Task requirements —
Show every line of the data that includes the word "title".

Stored data

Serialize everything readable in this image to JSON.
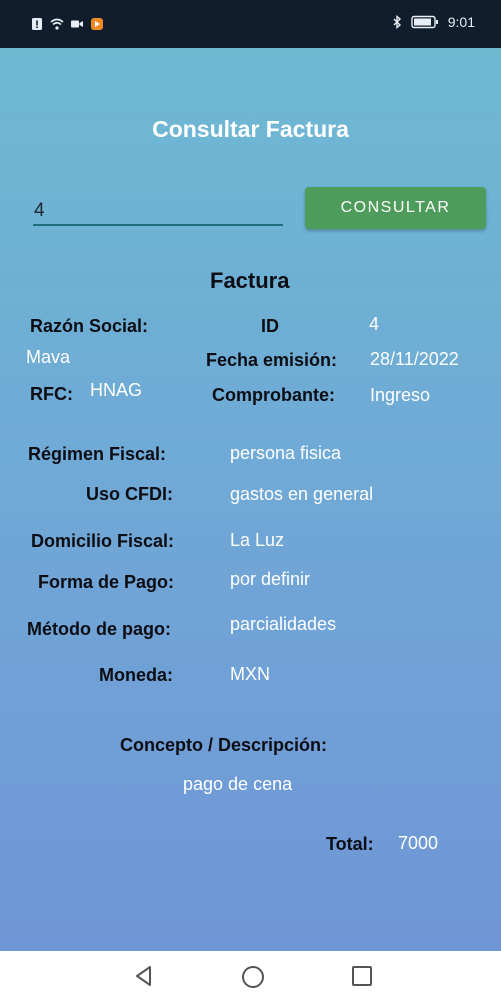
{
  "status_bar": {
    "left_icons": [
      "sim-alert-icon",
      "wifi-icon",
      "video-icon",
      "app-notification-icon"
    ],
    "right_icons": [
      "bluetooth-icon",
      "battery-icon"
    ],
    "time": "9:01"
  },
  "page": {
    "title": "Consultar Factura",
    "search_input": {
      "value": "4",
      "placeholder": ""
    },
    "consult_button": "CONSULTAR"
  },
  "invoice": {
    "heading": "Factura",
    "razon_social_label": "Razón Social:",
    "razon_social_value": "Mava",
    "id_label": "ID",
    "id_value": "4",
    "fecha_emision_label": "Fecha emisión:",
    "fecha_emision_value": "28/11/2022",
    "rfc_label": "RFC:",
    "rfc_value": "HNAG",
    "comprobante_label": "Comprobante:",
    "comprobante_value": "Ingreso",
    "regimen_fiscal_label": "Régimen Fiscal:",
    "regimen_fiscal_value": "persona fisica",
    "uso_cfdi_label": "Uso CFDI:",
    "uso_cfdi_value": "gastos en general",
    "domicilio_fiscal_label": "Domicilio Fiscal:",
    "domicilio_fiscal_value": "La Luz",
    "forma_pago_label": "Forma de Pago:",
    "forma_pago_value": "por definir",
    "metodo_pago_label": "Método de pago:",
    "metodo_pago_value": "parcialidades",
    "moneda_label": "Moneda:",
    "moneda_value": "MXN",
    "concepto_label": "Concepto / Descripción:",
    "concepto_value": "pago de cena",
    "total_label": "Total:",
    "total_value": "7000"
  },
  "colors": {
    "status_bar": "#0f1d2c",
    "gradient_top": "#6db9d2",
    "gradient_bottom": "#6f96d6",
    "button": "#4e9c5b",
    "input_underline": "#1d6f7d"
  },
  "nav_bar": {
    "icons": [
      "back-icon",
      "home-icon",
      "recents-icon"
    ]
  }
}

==

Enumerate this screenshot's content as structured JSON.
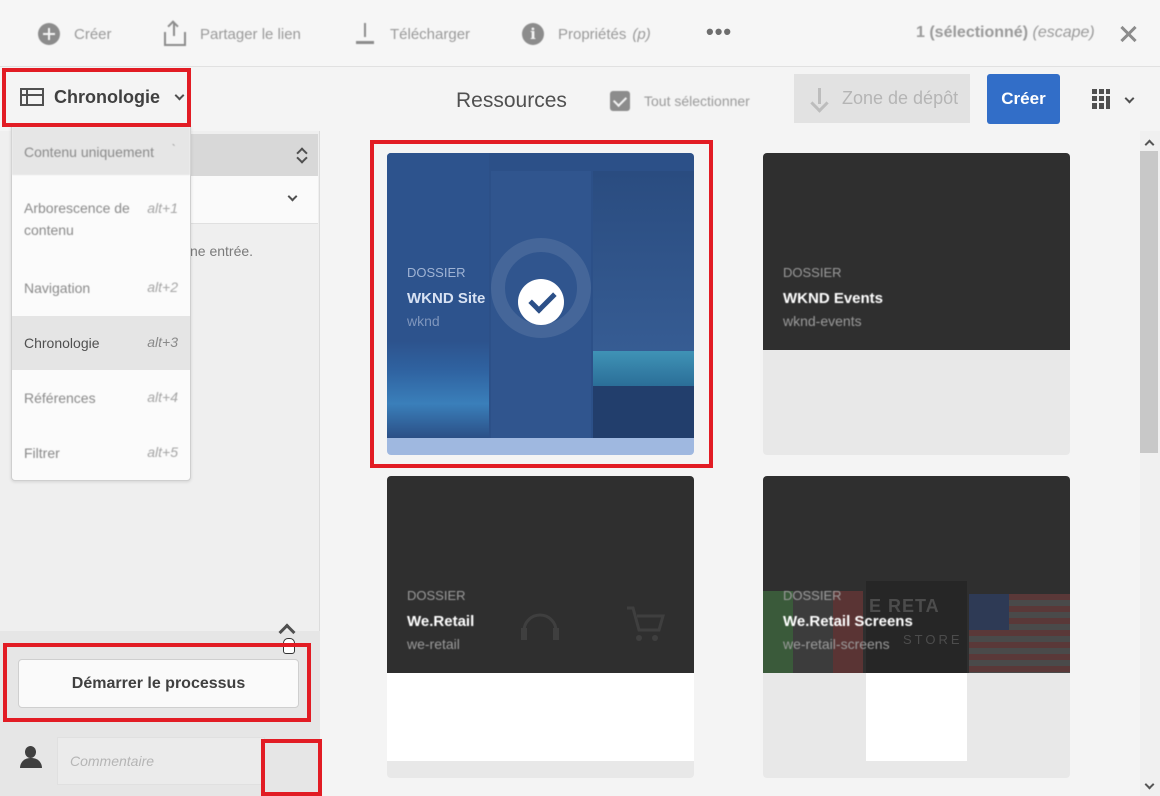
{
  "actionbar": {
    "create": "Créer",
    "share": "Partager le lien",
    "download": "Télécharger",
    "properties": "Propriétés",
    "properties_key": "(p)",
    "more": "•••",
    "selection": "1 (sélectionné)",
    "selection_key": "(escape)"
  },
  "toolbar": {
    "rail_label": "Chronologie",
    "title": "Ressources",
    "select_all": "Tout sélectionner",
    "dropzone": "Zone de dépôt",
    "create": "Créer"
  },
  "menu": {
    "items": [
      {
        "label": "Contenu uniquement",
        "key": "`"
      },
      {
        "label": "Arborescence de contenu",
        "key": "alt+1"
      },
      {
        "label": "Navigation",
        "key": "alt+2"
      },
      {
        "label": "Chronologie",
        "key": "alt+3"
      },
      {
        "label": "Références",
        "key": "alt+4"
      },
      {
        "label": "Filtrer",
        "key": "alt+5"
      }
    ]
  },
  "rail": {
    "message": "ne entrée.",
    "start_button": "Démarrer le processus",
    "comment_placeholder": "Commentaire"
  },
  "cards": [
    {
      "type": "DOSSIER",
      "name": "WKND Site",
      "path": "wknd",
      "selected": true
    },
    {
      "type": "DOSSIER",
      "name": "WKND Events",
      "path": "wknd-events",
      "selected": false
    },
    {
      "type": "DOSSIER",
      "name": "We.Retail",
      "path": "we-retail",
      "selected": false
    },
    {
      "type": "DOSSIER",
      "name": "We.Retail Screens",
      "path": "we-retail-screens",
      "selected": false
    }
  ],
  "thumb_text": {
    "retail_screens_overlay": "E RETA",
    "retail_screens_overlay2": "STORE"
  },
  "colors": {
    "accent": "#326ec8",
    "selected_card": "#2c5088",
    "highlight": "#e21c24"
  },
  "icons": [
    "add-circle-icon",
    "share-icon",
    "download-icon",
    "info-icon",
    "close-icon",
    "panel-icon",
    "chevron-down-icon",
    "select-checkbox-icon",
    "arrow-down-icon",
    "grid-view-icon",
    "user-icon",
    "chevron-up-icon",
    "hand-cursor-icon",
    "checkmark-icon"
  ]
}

Problem solution —
    "title": "Consultar Factura",
    "title": "Ressources",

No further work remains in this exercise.